The disparities between the developed and developing worlds during this period are striking. For example, in Denmark 0.2 percent of the population succumbed to the flu. In the United States, that figure is 0.3 percent (based on data from 24 states). In the Philippines, the mortality rate was 2.8 percent, in the Bombay region of India, 6.2 percent, and in central India, 7.8 percent, which was the highest rate of the countries and regions analyzed. According to this data then, from Denmark to central India, death rates from the 1918-1920 flu pandemic varied more than 39-fold.
The researchers then took the relationship observed in 1918 between per capita income and mortality and extrapolated it to 2004 population data. After adjusting for global income and population changes, as well as changes in age structures within different populations, the research team estimated that if a similarly virulent strain of flu virus were to strike today, about 62 million people worldwide would die.
This could represent a devastating impact on global mortality, more than doubling deaths from all causes in a single year. However, only four percent of these fatalities would occur in the developed world.

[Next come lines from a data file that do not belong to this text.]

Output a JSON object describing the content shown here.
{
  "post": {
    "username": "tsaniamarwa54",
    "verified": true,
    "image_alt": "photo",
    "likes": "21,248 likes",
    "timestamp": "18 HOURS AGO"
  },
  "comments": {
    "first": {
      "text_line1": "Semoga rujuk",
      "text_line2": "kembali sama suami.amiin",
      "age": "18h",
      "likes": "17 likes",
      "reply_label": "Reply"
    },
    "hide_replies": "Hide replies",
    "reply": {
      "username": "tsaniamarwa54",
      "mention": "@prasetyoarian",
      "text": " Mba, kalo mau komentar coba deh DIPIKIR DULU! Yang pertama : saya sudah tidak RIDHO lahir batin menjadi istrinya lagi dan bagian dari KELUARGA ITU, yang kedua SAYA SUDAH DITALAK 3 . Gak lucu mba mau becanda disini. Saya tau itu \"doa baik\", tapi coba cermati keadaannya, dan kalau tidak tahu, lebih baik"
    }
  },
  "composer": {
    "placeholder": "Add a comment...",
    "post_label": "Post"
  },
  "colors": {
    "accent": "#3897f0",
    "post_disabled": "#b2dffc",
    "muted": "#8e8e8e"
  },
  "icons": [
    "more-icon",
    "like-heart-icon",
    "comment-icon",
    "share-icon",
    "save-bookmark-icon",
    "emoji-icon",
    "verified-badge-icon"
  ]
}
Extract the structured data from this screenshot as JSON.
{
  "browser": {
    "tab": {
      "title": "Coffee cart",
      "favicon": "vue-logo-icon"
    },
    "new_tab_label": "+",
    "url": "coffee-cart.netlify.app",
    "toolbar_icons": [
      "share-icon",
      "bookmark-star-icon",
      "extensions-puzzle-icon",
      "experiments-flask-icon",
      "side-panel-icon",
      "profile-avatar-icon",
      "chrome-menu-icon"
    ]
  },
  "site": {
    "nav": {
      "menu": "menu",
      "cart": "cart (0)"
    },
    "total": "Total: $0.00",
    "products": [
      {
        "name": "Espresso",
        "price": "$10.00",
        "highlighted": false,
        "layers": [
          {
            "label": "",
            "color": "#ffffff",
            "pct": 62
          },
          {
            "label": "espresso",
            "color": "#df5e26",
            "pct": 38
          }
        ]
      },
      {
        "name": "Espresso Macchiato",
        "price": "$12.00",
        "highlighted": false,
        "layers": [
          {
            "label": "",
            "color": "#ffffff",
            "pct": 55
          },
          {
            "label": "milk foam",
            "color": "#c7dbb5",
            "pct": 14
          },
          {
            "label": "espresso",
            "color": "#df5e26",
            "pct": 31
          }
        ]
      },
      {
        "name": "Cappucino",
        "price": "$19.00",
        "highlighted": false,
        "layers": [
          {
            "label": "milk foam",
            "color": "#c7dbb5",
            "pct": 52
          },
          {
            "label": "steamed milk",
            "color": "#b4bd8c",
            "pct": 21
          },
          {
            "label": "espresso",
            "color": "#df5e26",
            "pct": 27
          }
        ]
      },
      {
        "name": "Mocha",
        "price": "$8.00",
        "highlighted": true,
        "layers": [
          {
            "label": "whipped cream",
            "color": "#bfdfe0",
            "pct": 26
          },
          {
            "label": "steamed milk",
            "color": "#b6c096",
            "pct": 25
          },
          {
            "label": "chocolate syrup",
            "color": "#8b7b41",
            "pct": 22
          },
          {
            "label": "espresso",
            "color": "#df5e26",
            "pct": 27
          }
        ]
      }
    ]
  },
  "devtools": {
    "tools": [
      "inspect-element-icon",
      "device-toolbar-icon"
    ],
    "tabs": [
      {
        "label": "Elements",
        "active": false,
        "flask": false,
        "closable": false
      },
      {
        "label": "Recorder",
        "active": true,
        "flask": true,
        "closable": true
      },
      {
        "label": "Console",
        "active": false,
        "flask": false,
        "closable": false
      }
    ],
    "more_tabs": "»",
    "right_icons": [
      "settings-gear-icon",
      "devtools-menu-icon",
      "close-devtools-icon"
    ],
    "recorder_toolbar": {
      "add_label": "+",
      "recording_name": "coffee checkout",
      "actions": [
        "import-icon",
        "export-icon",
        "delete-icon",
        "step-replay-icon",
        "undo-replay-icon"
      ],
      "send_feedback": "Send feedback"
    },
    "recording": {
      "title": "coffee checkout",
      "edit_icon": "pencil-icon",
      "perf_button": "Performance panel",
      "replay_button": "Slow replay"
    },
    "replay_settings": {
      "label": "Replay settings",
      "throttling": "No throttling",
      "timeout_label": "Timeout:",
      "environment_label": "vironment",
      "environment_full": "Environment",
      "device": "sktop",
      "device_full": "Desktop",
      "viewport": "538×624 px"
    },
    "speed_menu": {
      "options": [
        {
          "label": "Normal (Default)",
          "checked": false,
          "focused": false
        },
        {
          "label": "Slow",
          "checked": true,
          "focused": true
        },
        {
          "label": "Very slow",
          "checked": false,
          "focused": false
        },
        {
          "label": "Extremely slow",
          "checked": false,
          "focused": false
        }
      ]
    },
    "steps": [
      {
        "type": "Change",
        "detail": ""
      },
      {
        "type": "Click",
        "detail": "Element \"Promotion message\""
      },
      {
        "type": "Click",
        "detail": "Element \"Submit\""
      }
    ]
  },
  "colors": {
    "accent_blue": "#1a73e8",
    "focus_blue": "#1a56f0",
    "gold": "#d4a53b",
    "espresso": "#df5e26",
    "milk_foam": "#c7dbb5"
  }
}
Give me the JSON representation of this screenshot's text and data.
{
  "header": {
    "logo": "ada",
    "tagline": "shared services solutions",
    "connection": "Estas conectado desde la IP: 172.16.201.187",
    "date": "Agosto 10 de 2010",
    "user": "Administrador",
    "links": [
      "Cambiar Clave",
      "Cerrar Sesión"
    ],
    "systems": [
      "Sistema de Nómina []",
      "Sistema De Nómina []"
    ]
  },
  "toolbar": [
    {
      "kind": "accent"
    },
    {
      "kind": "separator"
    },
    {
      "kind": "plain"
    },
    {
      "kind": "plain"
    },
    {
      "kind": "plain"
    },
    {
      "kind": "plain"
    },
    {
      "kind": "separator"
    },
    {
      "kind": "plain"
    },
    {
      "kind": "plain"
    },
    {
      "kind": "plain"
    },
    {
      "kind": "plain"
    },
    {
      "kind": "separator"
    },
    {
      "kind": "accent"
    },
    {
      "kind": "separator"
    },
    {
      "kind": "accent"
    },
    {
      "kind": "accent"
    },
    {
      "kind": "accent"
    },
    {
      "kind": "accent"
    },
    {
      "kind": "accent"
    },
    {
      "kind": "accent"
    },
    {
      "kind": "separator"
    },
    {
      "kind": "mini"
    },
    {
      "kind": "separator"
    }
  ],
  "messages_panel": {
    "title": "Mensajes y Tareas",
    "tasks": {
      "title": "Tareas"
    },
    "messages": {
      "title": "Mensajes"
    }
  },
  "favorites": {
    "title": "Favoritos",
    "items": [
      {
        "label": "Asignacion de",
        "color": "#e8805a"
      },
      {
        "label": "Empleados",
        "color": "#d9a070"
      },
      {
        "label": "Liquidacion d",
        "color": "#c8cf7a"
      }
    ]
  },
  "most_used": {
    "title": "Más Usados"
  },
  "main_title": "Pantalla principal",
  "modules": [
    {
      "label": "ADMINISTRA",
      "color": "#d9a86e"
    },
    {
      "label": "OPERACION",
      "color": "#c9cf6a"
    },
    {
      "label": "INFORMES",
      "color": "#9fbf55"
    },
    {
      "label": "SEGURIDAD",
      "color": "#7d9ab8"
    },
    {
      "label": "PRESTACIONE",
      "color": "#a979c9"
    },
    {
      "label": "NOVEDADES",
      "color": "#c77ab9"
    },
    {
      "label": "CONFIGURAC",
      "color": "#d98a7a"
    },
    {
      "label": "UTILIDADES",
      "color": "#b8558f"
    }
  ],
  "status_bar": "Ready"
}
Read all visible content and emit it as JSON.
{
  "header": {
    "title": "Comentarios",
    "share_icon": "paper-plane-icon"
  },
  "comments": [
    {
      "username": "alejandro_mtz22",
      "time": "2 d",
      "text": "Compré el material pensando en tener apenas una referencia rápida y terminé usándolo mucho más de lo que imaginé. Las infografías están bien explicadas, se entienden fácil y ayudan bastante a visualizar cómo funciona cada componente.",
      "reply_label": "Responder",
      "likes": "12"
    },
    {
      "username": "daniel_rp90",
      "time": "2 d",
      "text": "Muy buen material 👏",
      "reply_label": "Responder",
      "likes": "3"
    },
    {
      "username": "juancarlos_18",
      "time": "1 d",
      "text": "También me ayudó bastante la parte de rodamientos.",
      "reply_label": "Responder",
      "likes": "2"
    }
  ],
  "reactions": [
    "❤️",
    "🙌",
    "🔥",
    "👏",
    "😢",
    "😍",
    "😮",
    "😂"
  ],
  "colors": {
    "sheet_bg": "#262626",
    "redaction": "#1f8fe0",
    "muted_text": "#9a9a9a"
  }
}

The developing world would absorb the remaining 96 percent of deaths--an estimate that the researchers believe is actually conservative.
"We all know that the poor tend to have higher mortality," said Murray, "but we never expected that so much of the cross-country and cross-community variation would be related to economic status."
The researchers caution that per capita income only explains about half of the wide mortality range seen among--and in many cases within--pa
Source:Harvard School of Public Health